▶ TASK DETAILS: Would you restate the data exactly as given?

* * * * *

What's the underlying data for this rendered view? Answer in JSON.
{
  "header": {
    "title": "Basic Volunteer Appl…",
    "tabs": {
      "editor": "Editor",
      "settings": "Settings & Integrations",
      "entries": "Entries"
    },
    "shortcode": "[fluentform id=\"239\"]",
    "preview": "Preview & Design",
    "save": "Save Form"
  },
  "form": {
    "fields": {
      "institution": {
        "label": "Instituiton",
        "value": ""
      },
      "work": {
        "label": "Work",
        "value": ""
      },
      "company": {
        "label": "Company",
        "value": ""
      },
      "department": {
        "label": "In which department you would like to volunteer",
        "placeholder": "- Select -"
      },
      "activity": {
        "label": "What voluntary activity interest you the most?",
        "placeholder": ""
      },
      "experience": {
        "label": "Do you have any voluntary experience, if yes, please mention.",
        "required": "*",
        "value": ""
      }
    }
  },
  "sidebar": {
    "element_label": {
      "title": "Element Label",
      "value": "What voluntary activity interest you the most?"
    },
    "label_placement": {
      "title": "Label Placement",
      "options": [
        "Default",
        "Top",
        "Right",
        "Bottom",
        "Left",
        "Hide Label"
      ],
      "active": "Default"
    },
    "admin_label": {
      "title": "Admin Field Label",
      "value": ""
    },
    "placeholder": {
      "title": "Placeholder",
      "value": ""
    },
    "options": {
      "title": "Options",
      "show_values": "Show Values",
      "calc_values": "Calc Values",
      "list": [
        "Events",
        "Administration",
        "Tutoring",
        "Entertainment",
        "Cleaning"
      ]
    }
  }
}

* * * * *

▶ OUTPUT BELOW:
What's the underlying data for this rendered view? Answer in JSON.
{
  "header": {
    "title": "Basic Volunteer Appl…",
    "tabs": {
      "editor": "Editor",
      "settings": "Settings & Integrations",
      "entries": "Entries"
    },
    "shortcode": "[fluentform id=\"239\"]",
    "preview": "Preview & Design",
    "save": "Save Form"
  },
  "form": {
    "fields": {
      "institution": {
        "label": "Instituiton",
        "value": ""
      },
      "work": {
        "label": "Work",
        "value": ""
      },
      "company": {
        "label": "Company",
        "value": ""
      },
      "department": {
        "label": "In which department you would like to volunteer",
        "placeholder": "- Select -"
      },
      "activity": {
        "label": "What voluntary activity interest you the most?",
        "placeholder": ""
      },
      "experience": {
        "label": "Do you have any voluntary experience, if yes, please mention.",
        "required": "*",
        "value": ""
      }
    }
  },
  "sidebar": {
    "element_label": {
      "title": "Element Label",
      "value": "What voluntary activity interest you the most?"
    },
    "label_placement": {
      "title": "Label Placement",
      "options": [
        "Default",
        "Top",
        "Right",
        "Bottom",
        "Left",
        "Hide Label"
      ],
      "active": "Default"
    },
    "admin_label": {
      "title": "Admin Field Label",
      "value": ""
    },
    "placeholder": {
      "title": "Placeholder",
      "value": ""
    },
    "options": {
      "title": "Options",
      "show_values": "Show Values",
      "calc_values": "Calc Values",
      "list": [
        "Events",
        "Administration",
        "Tutoring",
        "Entertainment",
        "Cleaning"
      ]
    }
  }
}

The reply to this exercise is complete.